(Component data from apps and pages)

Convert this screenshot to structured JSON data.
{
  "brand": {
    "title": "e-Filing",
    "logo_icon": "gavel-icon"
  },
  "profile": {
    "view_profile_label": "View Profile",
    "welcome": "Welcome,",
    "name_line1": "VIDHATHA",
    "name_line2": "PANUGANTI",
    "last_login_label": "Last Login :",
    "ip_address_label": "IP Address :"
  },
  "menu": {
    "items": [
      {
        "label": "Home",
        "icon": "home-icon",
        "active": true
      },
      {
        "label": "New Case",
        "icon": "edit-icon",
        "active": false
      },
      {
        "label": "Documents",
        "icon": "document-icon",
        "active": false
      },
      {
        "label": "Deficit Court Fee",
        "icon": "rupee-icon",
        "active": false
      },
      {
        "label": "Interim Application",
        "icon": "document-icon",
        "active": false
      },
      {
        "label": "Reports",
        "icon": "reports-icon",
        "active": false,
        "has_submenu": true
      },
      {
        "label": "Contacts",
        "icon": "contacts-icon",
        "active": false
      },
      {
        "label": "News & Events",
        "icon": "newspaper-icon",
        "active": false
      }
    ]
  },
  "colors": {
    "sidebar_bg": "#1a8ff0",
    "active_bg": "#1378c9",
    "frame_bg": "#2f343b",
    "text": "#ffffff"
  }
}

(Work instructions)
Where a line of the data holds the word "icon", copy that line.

(Solution for this exercise)
    "logo_icon": "gavel-icon"
        "icon": "home-icon",
        "icon": "edit-icon",
        "icon": "document-icon",
        "icon": "rupee-icon",
        "icon": "document-icon",
        "icon": "reports-icon",
        "icon": "contacts-icon",
        "icon": "newspaper-icon",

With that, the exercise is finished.